**What is required**
Your task is to restate the data word for word.

Data items
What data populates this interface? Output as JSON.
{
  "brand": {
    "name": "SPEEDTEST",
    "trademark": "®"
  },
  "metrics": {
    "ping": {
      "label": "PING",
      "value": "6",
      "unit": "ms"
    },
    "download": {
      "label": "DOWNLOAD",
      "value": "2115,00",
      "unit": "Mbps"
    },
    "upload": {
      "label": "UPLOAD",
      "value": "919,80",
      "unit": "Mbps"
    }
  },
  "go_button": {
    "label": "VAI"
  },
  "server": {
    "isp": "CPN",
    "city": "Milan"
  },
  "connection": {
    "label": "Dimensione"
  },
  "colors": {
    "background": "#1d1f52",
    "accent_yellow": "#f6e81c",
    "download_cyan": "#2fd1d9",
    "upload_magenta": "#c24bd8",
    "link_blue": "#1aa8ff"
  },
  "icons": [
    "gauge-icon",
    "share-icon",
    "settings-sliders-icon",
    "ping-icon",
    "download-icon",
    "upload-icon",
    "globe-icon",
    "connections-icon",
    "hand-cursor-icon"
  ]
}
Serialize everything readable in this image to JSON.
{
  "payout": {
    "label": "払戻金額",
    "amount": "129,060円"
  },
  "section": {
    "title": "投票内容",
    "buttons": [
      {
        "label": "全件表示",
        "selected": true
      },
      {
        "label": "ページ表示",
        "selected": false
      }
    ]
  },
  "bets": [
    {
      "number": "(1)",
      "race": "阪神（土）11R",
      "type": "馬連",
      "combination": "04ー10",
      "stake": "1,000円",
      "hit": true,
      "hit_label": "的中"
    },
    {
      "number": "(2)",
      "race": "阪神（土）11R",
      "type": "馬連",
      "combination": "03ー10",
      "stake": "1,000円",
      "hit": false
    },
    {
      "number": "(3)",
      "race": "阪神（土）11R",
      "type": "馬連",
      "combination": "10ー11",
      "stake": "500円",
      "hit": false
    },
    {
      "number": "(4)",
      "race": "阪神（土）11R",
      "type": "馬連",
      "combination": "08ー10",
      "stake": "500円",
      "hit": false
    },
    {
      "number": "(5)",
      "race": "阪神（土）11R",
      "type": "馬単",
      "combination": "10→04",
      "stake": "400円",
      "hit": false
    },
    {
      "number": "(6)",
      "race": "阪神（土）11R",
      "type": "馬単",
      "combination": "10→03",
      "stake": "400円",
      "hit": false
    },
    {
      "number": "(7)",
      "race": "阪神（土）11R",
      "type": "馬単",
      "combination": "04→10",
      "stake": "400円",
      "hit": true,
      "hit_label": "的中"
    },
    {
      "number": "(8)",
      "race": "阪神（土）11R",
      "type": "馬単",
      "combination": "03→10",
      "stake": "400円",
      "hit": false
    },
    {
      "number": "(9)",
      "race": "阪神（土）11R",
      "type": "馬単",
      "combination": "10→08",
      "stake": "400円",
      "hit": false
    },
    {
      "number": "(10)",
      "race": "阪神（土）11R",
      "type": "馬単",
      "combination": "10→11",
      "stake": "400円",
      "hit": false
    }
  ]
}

**Response**
What data populates this interface? Output as JSON.
{
  "brand": {
    "name": "SPEEDTEST",
    "trademark": "®"
  },
  "metrics": {
    "ping": {
      "label": "PING",
      "value": "6",
      "unit": "ms"
    },
    "download": {
      "label": "DOWNLOAD",
      "value": "2115,00",
      "unit": "Mbps"
    },
    "upload": {
      "label": "UPLOAD",
      "value": "919,80",
      "unit": "Mbps"
    }
  },
  "go_button": {
    "label": "VAI"
  },
  "server": {
    "isp": "CPN",
    "city": "Milan"
  },
  "connection": {
    "label": "Dimensione"
  },
  "colors": {
    "background": "#1d1f52",
    "accent_yellow": "#f6e81c",
    "download_cyan": "#2fd1d9",
    "upload_magenta": "#c24bd8",
    "link_blue": "#1aa8ff"
  },
  "icons": [
    "gauge-icon",
    "share-icon",
    "settings-sliders-icon",
    "ping-icon",
    "download-icon",
    "upload-icon",
    "globe-icon",
    "connections-icon",
    "hand-cursor-icon"
  ]
}
Serialize everything readable in this image to JSON.
{
  "payout": {
    "label": "払戻金額",
    "amount": "129,060円"
  },
  "section": {
    "title": "投票内容",
    "buttons": [
      {
        "label": "全件表示",
        "selected": true
      },
      {
        "label": "ページ表示",
        "selected": false
      }
    ]
  },
  "bets": [
    {
      "number": "(1)",
      "race": "阪神（土）11R",
      "type": "馬連",
      "combination": "04ー10",
      "stake": "1,000円",
      "hit": true,
      "hit_label": "的中"
    },
    {
      "number": "(2)",
      "race": "阪神（土）11R",
      "type": "馬連",
      "combination": "03ー10",
      "stake": "1,000円",
      "hit": false
    },
    {
      "number": "(3)",
      "race": "阪神（土）11R",
      "type": "馬連",
      "combination": "10ー11",
      "stake": "500円",
      "hit": false
    },
    {
      "number": "(4)",
      "race": "阪神（土）11R",
      "type": "馬連",
      "combination": "08ー10",
      "stake": "500円",
      "hit": false
    },
    {
      "number": "(5)",
      "race": "阪神（土）11R",
      "type": "馬単",
      "combination": "10→04",
      "stake": "400円",
      "hit": false
    },
    {
      "number": "(6)",
      "race": "阪神（土）11R",
      "type": "馬単",
      "combination": "10→03",
      "stake": "400円",
      "hit": false
    },
    {
      "number": "(7)",
      "race": "阪神（土）11R",
      "type": "馬単",
      "combination": "04→10",
      "stake": "400円",
      "hit": true,
      "hit_label": "的中"
    },
    {
      "number": "(8)",
      "race": "阪神（土）11R",
      "type": "馬単",
      "combination": "03→10",
      "stake": "400円",
      "hit": false
    },
    {
      "number": "(9)",
      "race": "阪神（土）11R",
      "type": "馬単",
      "combination": "10→08",
      "stake": "400円",
      "hit": false
    },
    {
      "number": "(10)",
      "race": "阪神（土）11R",
      "type": "馬単",
      "combination": "10→11",
      "stake": "400円",
      "hit": false
    }
  ]
}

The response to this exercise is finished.